Presentation on theme: "Before We Get Started 3 Islamic empires were formed during the early modern period and you should concentrate on the Ottomans and Mughals more than the."— Presentation transcript:
Before We Get Started 3 Islamic empires were formed during the early modern period and you should concentrate on the Ottomans and Mughals more than the Safavids. Don’t confuse the Mongols of Asia with the Mughals of India. The earlier Mongols controlled a larger expanse of Asia, not including India; the later Mughals controlled only India. Ottomans controlled Anatolia. Safavids controlled Persia.
Formation of the Islamic Empires All three Islamic states began as warrior societies in frontier regions. They expanded into neighboring lands and as they grew, so did their administrative apparatuses. With talented rulers, each society prospered and dominated its region politically, economically, and militarily.
Formation of the Islamic Empires The Ottoman Empire Osman Bey – Lead a Turkish-speaking group from central Asia into regions of Anatolia in the thirteenth century to form the beginnings of the Ottoman Empire. Ottomans used their formidable military to expand and build their empire. Eventually controlled the Balkans, Byzantine Empire, Syria, Egypt, modern-day Iraq, and Hungary. Constantinople was renamed Istanbul Enslaved Christians were forced into the military.
The Islamic Empires The Safavid Empire At their height, controlled the regions of Mesopotamia and the Caucuses. Had constant conflict with the Ottomans Adopted the Twelver Shiism branch of Islam Key Leaders Ismail Shah Abbas the Great
Formation of Islamic Empires The Mughal Empire Zahir al-Din Muhammad, a Chagatai Turk – known as Babur, “the tiger,” was the founder of the Mughals. Claimed descent from Chingghis Khan and Tamarlane Claimed no connection between conquest and religion, simply a conqueror Mughal – Persian term for Mongol Empire encompassed the Indian subcontinent, except for the southernmost tip. Successive rulers (Akbar and Aurangzeb) Taxed and persecuted Hindus in India, leading to further hostility between Hindus and Muslims.
Imperial Islamic Society All Islamic dynasties descended from the same steppe traditions, embraced the same Islamic religion, and adopted similar economic and religious policies. All involved themselves with public welfare, literature, and the arts.
Imperial Islamic Society The dynastic state The Ottoman, Safavid, and Mughal emperors all took personal control of their militaries and administrations In theory, they owned all land which they divided among their peasant populations. Experiences many problems in succession (just as the Mongols before them did) as potential heirs violently competed for rule Women Expected to have no role in public affairs of the Islamic empires due to religious constraints, but women in all 3 dynasties played significant roles. Served as advisors, etc.

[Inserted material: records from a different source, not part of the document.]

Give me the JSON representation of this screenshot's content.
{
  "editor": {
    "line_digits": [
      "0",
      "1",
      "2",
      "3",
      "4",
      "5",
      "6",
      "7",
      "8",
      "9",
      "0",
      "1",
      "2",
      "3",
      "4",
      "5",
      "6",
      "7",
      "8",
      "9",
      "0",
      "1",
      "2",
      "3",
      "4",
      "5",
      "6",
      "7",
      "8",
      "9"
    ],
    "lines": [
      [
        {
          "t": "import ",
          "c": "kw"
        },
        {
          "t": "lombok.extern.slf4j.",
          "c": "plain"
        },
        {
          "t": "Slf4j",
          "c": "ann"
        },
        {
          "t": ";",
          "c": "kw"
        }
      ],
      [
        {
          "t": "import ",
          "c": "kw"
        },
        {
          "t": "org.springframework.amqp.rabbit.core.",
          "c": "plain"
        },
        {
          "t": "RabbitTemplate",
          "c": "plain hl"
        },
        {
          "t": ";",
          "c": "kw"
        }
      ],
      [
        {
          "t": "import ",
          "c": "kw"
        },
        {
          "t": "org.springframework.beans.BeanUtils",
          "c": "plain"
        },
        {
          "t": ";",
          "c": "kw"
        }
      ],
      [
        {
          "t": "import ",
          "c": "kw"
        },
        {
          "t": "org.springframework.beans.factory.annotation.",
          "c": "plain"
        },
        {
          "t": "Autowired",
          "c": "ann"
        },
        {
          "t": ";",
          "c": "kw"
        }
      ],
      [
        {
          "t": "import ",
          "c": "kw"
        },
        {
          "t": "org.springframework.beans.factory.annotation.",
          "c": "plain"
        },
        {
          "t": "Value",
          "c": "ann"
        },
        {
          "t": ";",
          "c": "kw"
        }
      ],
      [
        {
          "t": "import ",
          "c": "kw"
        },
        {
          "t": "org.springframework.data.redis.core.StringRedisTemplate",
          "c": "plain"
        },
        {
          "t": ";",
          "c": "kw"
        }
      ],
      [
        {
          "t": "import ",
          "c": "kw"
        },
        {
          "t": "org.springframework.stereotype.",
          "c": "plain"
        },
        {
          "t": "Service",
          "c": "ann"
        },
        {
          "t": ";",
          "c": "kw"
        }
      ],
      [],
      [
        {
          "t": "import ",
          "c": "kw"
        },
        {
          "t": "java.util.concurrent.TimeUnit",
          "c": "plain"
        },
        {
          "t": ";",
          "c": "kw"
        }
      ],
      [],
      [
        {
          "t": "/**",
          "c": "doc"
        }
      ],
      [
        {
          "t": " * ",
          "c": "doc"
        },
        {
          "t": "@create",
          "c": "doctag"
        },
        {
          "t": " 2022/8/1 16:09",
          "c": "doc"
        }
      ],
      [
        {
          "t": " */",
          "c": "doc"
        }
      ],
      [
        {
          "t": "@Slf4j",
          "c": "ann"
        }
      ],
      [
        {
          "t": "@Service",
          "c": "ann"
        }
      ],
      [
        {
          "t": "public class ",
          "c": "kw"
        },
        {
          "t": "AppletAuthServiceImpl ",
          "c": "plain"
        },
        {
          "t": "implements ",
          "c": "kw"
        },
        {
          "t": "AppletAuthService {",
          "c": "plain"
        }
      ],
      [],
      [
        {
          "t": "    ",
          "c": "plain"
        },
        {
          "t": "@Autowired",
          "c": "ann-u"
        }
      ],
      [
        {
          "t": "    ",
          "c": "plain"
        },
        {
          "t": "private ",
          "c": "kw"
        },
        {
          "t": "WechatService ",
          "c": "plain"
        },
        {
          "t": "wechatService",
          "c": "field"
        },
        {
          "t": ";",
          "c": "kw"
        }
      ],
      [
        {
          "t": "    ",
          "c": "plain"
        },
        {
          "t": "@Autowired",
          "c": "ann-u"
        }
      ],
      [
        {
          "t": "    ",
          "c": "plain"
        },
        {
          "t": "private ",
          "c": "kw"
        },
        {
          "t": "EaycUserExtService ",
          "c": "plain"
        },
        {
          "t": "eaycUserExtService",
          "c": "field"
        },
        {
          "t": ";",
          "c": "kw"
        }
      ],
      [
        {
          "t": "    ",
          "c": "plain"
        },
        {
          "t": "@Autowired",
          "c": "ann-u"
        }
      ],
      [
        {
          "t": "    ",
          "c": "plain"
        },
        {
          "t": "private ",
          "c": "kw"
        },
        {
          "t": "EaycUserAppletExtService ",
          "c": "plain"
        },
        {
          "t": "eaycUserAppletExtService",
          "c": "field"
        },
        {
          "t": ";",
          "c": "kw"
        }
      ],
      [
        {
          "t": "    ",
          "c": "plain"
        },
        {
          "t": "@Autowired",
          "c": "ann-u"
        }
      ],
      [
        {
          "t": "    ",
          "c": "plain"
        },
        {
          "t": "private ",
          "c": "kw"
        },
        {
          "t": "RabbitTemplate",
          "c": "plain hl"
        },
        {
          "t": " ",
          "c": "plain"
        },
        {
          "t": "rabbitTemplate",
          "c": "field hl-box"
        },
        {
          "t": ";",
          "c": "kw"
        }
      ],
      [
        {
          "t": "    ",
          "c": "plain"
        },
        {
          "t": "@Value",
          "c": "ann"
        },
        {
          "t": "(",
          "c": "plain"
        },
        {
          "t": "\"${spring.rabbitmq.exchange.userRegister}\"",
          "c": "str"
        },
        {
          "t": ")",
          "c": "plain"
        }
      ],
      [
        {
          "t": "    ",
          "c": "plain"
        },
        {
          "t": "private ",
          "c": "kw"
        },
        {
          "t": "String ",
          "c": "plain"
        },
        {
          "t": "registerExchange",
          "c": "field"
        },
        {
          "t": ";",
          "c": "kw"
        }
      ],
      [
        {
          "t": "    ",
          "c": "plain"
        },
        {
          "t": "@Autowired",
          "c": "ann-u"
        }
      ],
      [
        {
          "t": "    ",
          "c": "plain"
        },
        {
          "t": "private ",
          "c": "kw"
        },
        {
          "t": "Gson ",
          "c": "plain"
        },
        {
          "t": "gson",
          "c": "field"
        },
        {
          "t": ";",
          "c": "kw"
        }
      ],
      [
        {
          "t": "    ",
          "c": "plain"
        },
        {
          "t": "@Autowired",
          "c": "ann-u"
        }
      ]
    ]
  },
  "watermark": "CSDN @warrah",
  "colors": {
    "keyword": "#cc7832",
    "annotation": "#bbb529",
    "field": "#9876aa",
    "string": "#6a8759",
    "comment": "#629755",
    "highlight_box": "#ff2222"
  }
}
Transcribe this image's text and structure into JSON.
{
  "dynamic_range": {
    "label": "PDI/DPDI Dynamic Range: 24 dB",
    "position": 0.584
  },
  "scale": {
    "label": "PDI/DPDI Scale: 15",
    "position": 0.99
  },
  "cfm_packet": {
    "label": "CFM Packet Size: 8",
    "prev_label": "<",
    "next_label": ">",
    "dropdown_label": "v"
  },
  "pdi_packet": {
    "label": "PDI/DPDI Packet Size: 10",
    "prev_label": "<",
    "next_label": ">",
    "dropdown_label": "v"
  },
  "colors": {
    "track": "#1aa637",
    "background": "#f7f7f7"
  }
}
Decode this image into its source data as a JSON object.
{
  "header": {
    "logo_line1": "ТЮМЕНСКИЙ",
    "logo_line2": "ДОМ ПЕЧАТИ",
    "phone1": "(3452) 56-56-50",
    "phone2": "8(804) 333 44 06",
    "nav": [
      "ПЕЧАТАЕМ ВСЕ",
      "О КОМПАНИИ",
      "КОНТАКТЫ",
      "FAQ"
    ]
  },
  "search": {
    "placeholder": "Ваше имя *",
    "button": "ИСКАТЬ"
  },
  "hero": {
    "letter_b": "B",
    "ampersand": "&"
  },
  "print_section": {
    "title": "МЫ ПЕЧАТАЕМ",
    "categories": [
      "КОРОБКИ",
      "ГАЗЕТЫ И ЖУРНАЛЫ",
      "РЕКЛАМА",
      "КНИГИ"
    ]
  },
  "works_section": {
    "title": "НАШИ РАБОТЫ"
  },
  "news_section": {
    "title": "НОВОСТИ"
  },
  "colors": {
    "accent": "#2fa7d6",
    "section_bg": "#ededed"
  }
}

Imperial Islamic Society Agriculture and Trade Agriculture Foundation of the Islamic empires was a strong agricultural base from which they could finance armies and bureaucracies. Relied heavily on crops of rice and wheat to stabilize and grow populations Trade Prominent in world trade on both land and at sea. Ottomans were the access point of the silk roads and controlled access to the Black Sea, and dominated the Eastern Mediterranean. Mughals did not actively promote trade but gained large revenues from their central position in the Indian Ocean trade system.
Imperial Islamic Society Religious Affairs in the Islamic Empires Maintaining harmony among populations of diverse religions was a common challenge for the Islamic Empires. Ottomans – Muslims, Christians, Jews Safavids – Muslims, Christians, Jews Mughals – Muslims and Hindus Mughal policies of Aurangzeb caused permanent tension and conflict between Hindus and Muslims in India.
Imperial Islamic Society Cultural Patronage of the Islamic Empires Islamic emperors devoted much attention and resources to public welfare and the arts by building magnificent buildings, hospitals, and soup kitchens. Placed high value on scholars and artists and undertook large building and architectural projects.
The Empires in Transition None of the Islamic empires lasted past the eighteenth century without significant changes. In 1722, the Safavids were completely defeated by Afghan tribesmen and disappeared completely The Mughals suffered enormous reversals with provincial rebellions and foreign invasions. Ottomans lost control over Egypt and Lebanon while Russian and European states chipped away at their economic, political, and military spheres.
The Empires in Transition The Deterioration of Imperial Leadership Islamic empires were heavily reliant on strong leadership and by the eighteenth century they had fallen into the hands of weak and incapable rulers. Conservative Muslim movements caused constant internal disruptions Economic and Military Decline Decreased trade, and the cost of expensive administration, military maintenance, and war weakened the Islamic economies Could not keep up with military technology Cultural Conservatism Muslim conservatism hampered exploration and technology. While Europe surged forward, the Islamic empires grew backward and weak, much like the Chinese and Japanese. Chose temporary stability over growth.